Amends part B (Supplementary Medical Insurance) of title XVIII (Medicare) of the Social Security Act and federal civil service law relating to the Federal Employees Health Benefits Program to cover qualified acupuncturist services.It looked for a while like acupuncture actually worked, and, unlike homeopathy (which is a 100%-pure placebo), it seems plausible that sticking needles into your body could work.
(from the excellent OpenCongress web site)
But then some researchers started testing "sham acupuncture" -- they just pretended to stick needles into people. And in study after study, they found that sham acupuncture is just as effective as real acupuncture. Acupuncture is a placebo; it makes you feel better because you think it should.
Don't get me wrong, I'm not specifically anti-acupuncture: researchers who have tested surgery for certain types of back and knee pain against "sham surgery" got the same results; you can't tell who got the "real" surgery and who got the fake surgery. "Mainstream" medicine can be just as screwy as "alternative" medicine, and we should hold both to the same standards.
All of which leads me back to the Federal Acupuncture Act. We've got a system where the Government pays for about half of all medical care (mostly through Medicare and Medicaid). I think our medical system would work a lot better if patients were given the money and allowed to spend it on whatever treatment they thought worked best, whether that was acupuncture or aspirin.
Instead, we get Congress-Critters deciding what gets covered and what doesn't. So greedy drug companies, arthroscopic surgeons, and acupuncturists all spend lots of time and money lobbying Congress to get their share of the Medicare pie. Consumers don't care what the various treatment options cost, they just care whether or not a treatment is covered or not, and they trust that the Government wouldn't cover dangerous or bogus treatments. So health care costs rise (because the incentive is more lobbying for more expensive treatments), and dubious practices survive.

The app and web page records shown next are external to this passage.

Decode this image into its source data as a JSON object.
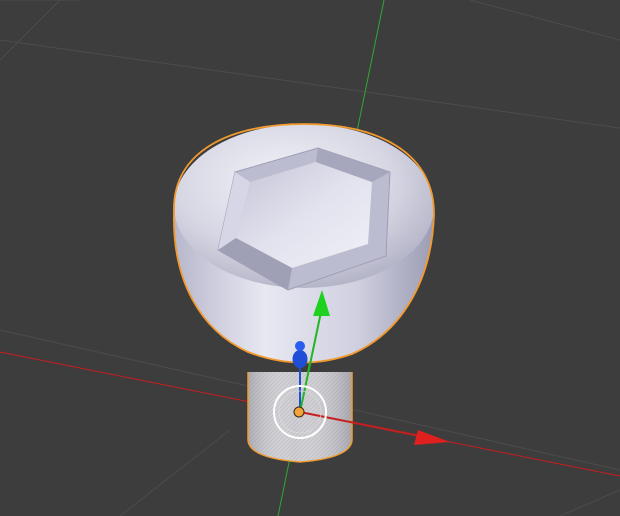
{
  "viewport": {
    "kind": "3d-viewport",
    "background": "#3d3d3d",
    "grid_color": "#4a4a4a"
  },
  "axes": {
    "x_color": "#c81e1e",
    "y_color": "#2fa92f",
    "z_color": "#1f4fd6"
  },
  "object": {
    "kind": "socket-head-screw",
    "selected": true,
    "outline_color": "#f29a2e",
    "body_color": "#c9c9d6"
  },
  "gizmo": {
    "origin_color": "#f2a33a",
    "ring_color": "#ffffff",
    "transform_arrows": [
      "x-arrow",
      "y-arrow",
      "z-arrow"
    ]
  }
}
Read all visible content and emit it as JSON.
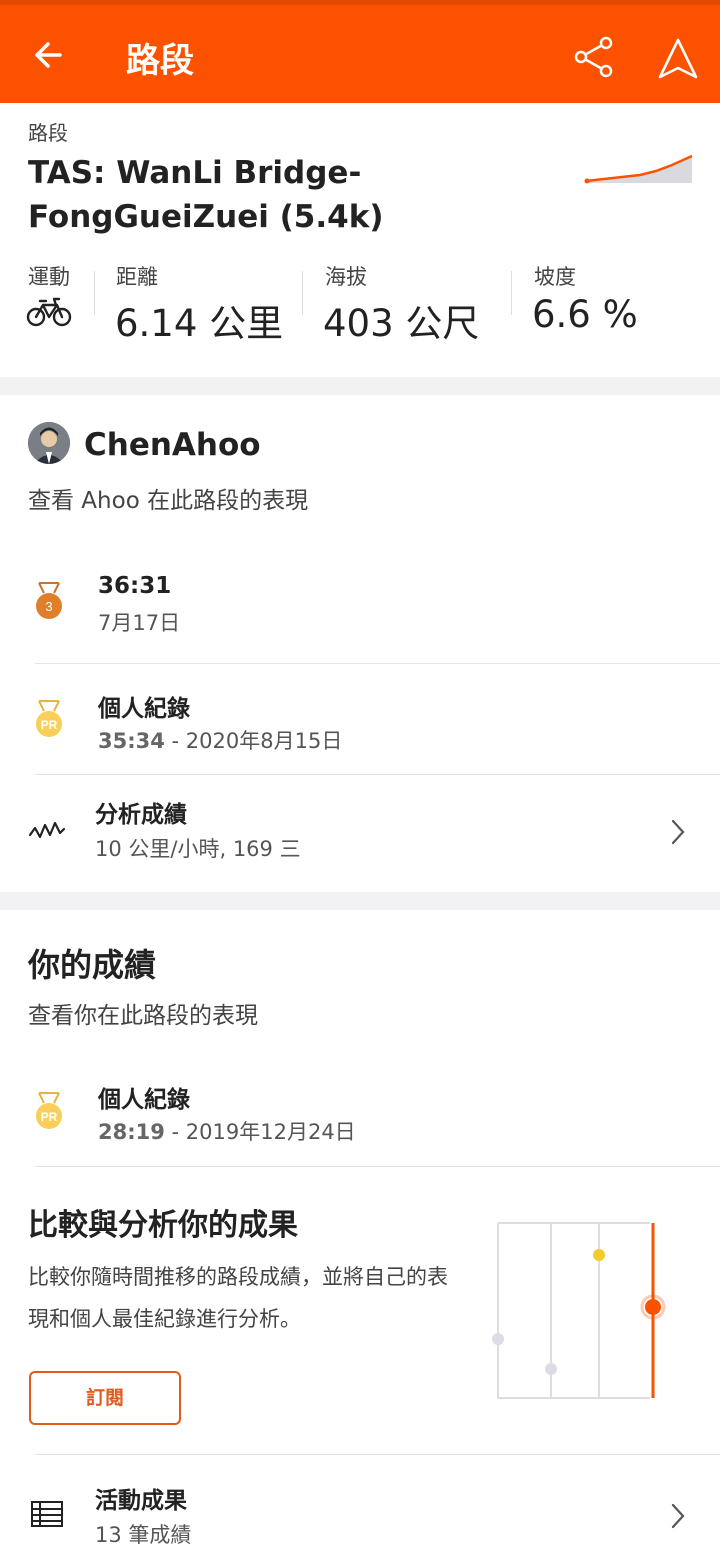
{
  "header": {
    "title": "路段",
    "back_icon": "arrow-left-icon",
    "share_icon": "share-icon",
    "nav_icon": "navigation-arrow-icon",
    "brand_color": "#fc5200"
  },
  "segment": {
    "label": "路段",
    "name": "TAS: WanLi Bridge-FongGueiZuei (5.4k)",
    "stats": {
      "sport_label": "運動",
      "sport_icon": "bike-icon",
      "distance_label": "距離",
      "distance_value": "6.14 公里",
      "elevation_label": "海拔",
      "elevation_value": "403 公尺",
      "grade_label": "坡度",
      "grade_value": "6.6 %"
    }
  },
  "athlete": {
    "name": "ChenAhoo",
    "subtitle": "查看 Ahoo 在此路段的表現",
    "effort": {
      "time": "36:31",
      "date": "7月17日",
      "rank": "3"
    },
    "pr": {
      "title": "個人紀錄",
      "time": "35:34",
      "date": " - 2020年8月15日",
      "badge": "PR"
    },
    "analysis": {
      "title": "分析成績",
      "detail": "10 公里/小時, 169 三"
    }
  },
  "you": {
    "title": "你的成績",
    "subtitle": "查看你在此路段的表現",
    "pr": {
      "title": "個人紀錄",
      "time": "28:19",
      "date": " - 2019年12月24日",
      "badge": "PR"
    },
    "promo": {
      "title": "比較與分析你的成果",
      "text": "比較你隨時間推移的路段成績，並將自己的表現和個人最佳紀錄進行分析。",
      "button": "訂閱"
    },
    "activity": {
      "title": "活動成果",
      "detail": "13 筆成績"
    }
  }
}
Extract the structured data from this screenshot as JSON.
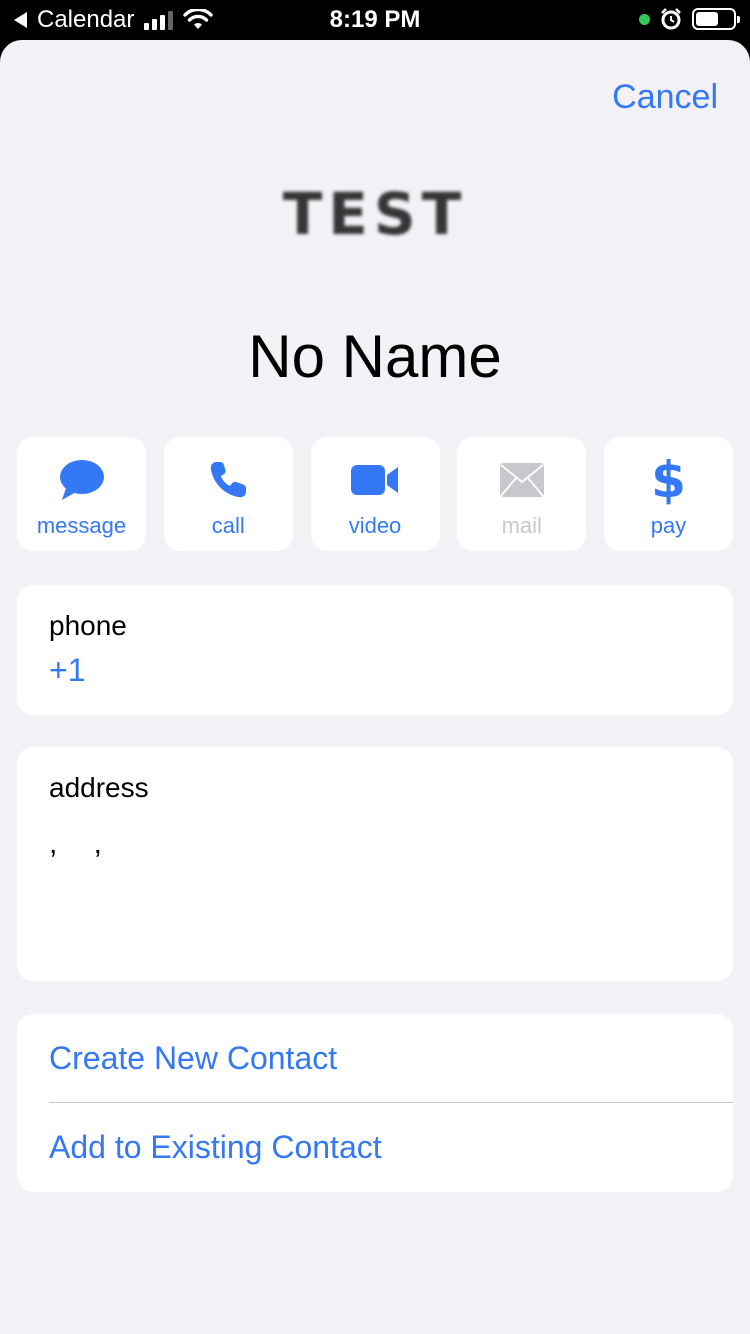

Maybe acupuncture is the most effective-for-the-money treatment for (say) lower back pain for people who really, truly believe that thousands of years of traditional Chinese medicine can't possibly be wrong. I think they should be free to spend money on whatever treatment works best (or whatever treatment they think works best) for them, but we need a health care system that exposes them to the costs of their decisions; when faced with a decision between paying $100 for a visit to an acupuncturist or spending $10 for a bottle of pain pills, they might decide that the needles aren't such a good idea after all.